President Obama has put securing Afghanistan near the top of his foreign policy agenda, but "victory" in the war-torn country isn't necessarily the United States' goal, he said Thursday in a TV interview.
"I'm always worried about using the word 'victory,' because, you know, it invokes this notion of Emperor Hirohito coming down and signing a surrender to MacArthur," Obama told ABC News.
The enemy facing U.S. and Afghan forces isn't so clearly defined, he explained.
"We're not dealing with nation states at this point. We're concerned with Al Qaeda and the Taliban, Al Qaeda's allies," he said. "So when you have a non-state actor, a shadowy operation like Al Qaeda, our goal is to make sure they can't attack the United States."
First of all, I highly suggest reading the article in its entirety. Second of all. . . .

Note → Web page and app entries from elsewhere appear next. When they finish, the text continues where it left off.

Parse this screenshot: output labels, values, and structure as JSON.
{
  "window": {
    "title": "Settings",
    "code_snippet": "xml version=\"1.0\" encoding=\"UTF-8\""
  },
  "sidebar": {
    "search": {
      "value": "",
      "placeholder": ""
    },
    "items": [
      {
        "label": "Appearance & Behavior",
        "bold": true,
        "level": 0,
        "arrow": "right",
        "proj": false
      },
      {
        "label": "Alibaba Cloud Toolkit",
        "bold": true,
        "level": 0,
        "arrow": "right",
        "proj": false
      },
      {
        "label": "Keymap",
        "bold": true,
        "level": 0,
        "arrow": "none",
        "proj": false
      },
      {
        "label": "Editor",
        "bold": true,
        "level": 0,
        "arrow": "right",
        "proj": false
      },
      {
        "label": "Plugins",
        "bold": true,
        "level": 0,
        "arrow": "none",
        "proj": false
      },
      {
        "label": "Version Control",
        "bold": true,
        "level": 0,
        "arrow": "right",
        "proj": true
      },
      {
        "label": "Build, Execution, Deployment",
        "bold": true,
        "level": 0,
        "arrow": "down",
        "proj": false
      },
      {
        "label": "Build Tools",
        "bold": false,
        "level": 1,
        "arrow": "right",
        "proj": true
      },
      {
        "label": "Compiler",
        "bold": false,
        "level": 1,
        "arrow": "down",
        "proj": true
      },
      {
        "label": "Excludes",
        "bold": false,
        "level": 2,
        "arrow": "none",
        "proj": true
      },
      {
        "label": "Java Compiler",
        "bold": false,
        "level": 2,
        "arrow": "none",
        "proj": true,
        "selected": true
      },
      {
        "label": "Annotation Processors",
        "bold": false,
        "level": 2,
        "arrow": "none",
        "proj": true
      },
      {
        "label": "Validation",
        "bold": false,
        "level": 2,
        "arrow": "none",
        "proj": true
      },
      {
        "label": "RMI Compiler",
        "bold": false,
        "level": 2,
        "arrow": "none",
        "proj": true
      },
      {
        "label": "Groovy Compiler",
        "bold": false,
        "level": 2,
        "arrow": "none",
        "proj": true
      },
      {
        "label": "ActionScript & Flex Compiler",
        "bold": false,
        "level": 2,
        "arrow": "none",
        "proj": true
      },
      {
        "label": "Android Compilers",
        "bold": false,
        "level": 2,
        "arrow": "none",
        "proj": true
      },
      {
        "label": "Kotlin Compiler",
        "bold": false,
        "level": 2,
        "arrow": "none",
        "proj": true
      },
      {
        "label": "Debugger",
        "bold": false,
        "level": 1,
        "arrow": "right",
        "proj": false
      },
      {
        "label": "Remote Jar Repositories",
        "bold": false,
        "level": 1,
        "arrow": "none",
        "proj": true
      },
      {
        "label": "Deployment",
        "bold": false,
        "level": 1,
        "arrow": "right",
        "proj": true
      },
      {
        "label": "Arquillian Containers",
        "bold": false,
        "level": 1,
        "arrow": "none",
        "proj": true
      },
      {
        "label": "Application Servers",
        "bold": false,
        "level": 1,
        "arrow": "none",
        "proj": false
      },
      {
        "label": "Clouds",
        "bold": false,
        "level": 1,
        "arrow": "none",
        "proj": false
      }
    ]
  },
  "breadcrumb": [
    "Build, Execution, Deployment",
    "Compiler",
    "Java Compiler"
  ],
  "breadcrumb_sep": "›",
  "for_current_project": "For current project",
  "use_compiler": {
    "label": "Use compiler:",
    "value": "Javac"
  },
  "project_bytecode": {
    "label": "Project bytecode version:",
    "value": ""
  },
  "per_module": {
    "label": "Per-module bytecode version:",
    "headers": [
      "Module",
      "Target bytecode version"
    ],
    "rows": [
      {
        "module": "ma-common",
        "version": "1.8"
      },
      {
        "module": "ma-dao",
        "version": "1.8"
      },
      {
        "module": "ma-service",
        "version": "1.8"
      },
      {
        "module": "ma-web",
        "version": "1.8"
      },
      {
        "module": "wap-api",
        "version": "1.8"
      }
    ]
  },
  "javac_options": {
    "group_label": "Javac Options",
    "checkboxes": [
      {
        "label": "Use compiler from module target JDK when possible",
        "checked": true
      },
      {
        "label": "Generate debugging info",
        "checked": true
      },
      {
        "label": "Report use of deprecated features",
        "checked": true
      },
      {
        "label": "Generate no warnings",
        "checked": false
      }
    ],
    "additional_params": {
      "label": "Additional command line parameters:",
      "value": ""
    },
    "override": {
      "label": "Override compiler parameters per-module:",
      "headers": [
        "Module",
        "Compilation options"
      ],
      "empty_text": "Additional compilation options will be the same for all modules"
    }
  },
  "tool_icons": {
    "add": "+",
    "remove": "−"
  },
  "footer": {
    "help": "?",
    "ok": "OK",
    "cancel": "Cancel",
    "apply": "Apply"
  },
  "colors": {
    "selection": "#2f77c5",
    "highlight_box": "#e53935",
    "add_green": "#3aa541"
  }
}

If they're not being sent to win, then don't send them in. When is victory not the goal? Aside from when it pertains to Afghanistan, of course. Why should we be worried about using the word "victory?" "Victory" is simply a word, some organized characters, until they're given meaning. Until we emerge from this war victorious. Regardless of what our government decides, I believe that our troops will emerge victorious. The politicians may lose this war, but our military will not.